Data supplied.
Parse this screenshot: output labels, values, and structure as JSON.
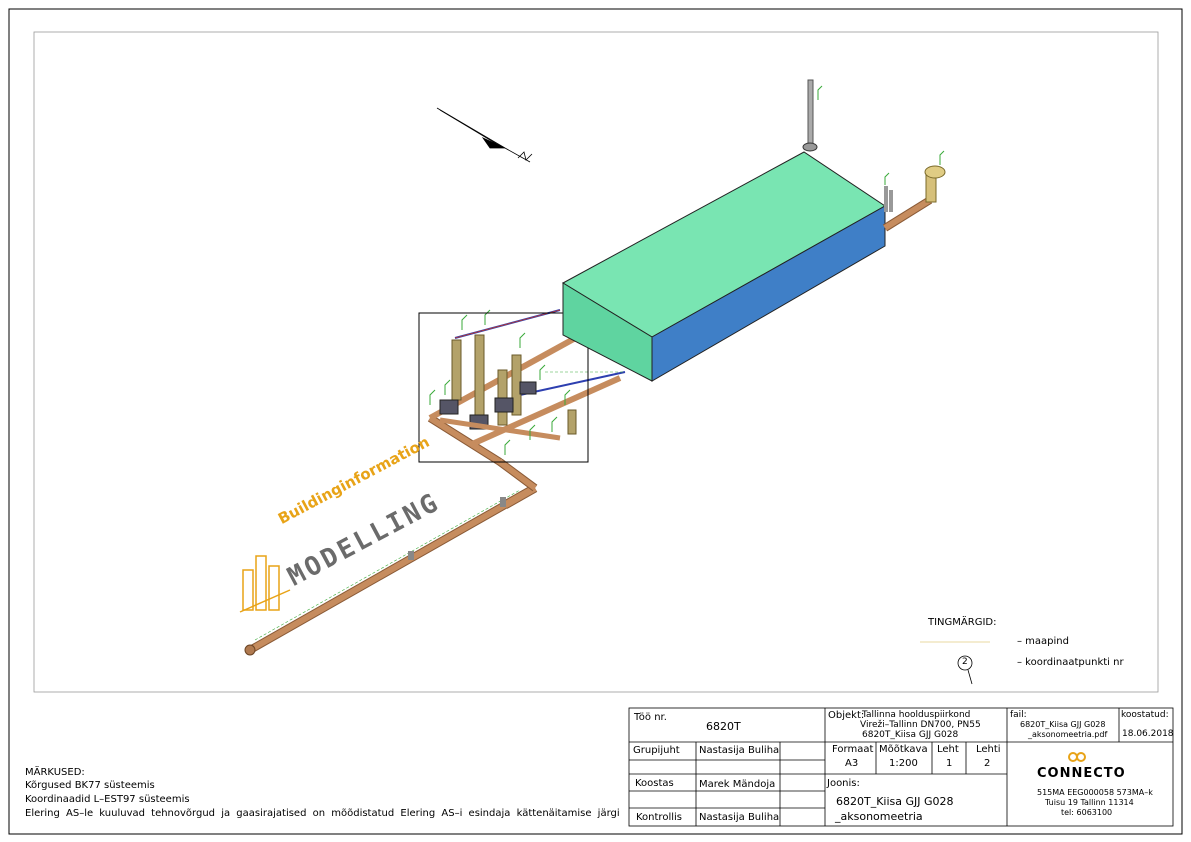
{
  "logo": {
    "line1": "Buildinginformation",
    "line2": "MODELLING"
  },
  "legend": {
    "title": "TINGMÄRGID:",
    "marker_label": "2",
    "items": [
      {
        "label": "– maapind"
      },
      {
        "label": "– koordinaatpunkti nr"
      }
    ]
  },
  "notes": {
    "heading": "MÄRKUSED:",
    "lines": [
      "Kõrgused BK77 süsteemis",
      "Koordinaadid L–EST97 süsteemis",
      "Elering AS–le kuuluvad tehnovõrgud ja gaasirajatised on mõõdistatud Elering AS–i esindaja kättenäitamise järgi"
    ]
  },
  "title_block": {
    "job_label": "Töö nr.",
    "job_number": "6820T",
    "group_lead_label": "Grupijuht",
    "group_lead": "Nastasija Buliha",
    "author_label": "Koostas",
    "author": "Marek Mändoja",
    "checker_label": "Kontrollis",
    "checker": "Nastasija Buliha",
    "object_label": "Objekt:",
    "object_lines": [
      "Tallinna hoolduspiirkond",
      "Vireži–Tallinn DN700, PN55",
      "6820T_Kiisa GJJ G028"
    ],
    "file_label": "fail:",
    "file_lines": [
      "6820T_Kiisa GJJ G028",
      "_aksonomeetria.pdf"
    ],
    "date_label": "koostatud:",
    "date": "18.06.2018",
    "format_label": "Formaat",
    "format": "A3",
    "scale_label": "Mõõtkava",
    "scale": "1:200",
    "sheet_label": "Leht",
    "sheet": "1",
    "sheets_label": "Lehti",
    "sheets": "2",
    "drawing_label": "Joonis:",
    "drawing_lines": [
      "6820T_Kiisa GJJ G028",
      "_aksonomeetria"
    ],
    "company": "CONNECTO",
    "company_lines": [
      "515MA EEG000058 573MA–k",
      "Tuisu 19 Tallinn 11314",
      "tel: 6063100"
    ]
  },
  "colors": {
    "pipe": "#c68c5e",
    "pipe_dark": "#8a5a36",
    "box_top": "#79e5b2",
    "box_front": "#5fd4a0",
    "box_side": "#3f7fc7",
    "logo_orange": "#e8a317",
    "logo_gray": "#6b6b6b",
    "accent_green": "#3aaa3a",
    "accent_blue": "#2d3fb0",
    "accent_red": "#c0392b"
  }
}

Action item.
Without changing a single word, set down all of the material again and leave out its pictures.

Task result.
Parse this screenshot: output labels, values, and structure as JSON.
{
  "logo": {
    "line1": "Buildinginformation",
    "line2": "MODELLING"
  },
  "legend": {
    "title": "TINGMÄRGID:",
    "marker_label": "2",
    "items": [
      {
        "label": "– maapind"
      },
      {
        "label": "– koordinaatpunkti nr"
      }
    ]
  },
  "notes": {
    "heading": "MÄRKUSED:",
    "lines": [
      "Kõrgused BK77 süsteemis",
      "Koordinaadid L–EST97 süsteemis",
      "Elering AS–le kuuluvad tehnovõrgud ja gaasirajatised on mõõdistatud Elering AS–i esindaja kättenäitamise järgi"
    ]
  },
  "title_block": {
    "job_label": "Töö nr.",
    "job_number": "6820T",
    "group_lead_label": "Grupijuht",
    "group_lead": "Nastasija Buliha",
    "author_label": "Koostas",
    "author": "Marek Mändoja",
    "checker_label": "Kontrollis",
    "checker": "Nastasija Buliha",
    "object_label": "Objekt:",
    "object_lines": [
      "Tallinna hoolduspiirkond",
      "Vireži–Tallinn DN700, PN55",
      "6820T_Kiisa GJJ G028"
    ],
    "file_label": "fail:",
    "file_lines": [
      "6820T_Kiisa GJJ G028",
      "_aksonomeetria.pdf"
    ],
    "date_label": "koostatud:",
    "date": "18.06.2018",
    "format_label": "Formaat",
    "format": "A3",
    "scale_label": "Mõõtkava",
    "scale": "1:200",
    "sheet_label": "Leht",
    "sheet": "1",
    "sheets_label": "Lehti",
    "sheets": "2",
    "drawing_label": "Joonis:",
    "drawing_lines": [
      "6820T_Kiisa GJJ G028",
      "_aksonomeetria"
    ],
    "company": "CONNECTO",
    "company_lines": [
      "515MA EEG000058 573MA–k",
      "Tuisu 19 Tallinn 11314",
      "tel: 6063100"
    ]
  },
  "colors": {
    "pipe": "#c68c5e",
    "pipe_dark": "#8a5a36",
    "box_top": "#79e5b2",
    "box_front": "#5fd4a0",
    "box_side": "#3f7fc7",
    "logo_orange": "#e8a317",
    "logo_gray": "#6b6b6b",
    "accent_green": "#3aaa3a",
    "accent_blue": "#2d3fb0",
    "accent_red": "#c0392b"
  }
}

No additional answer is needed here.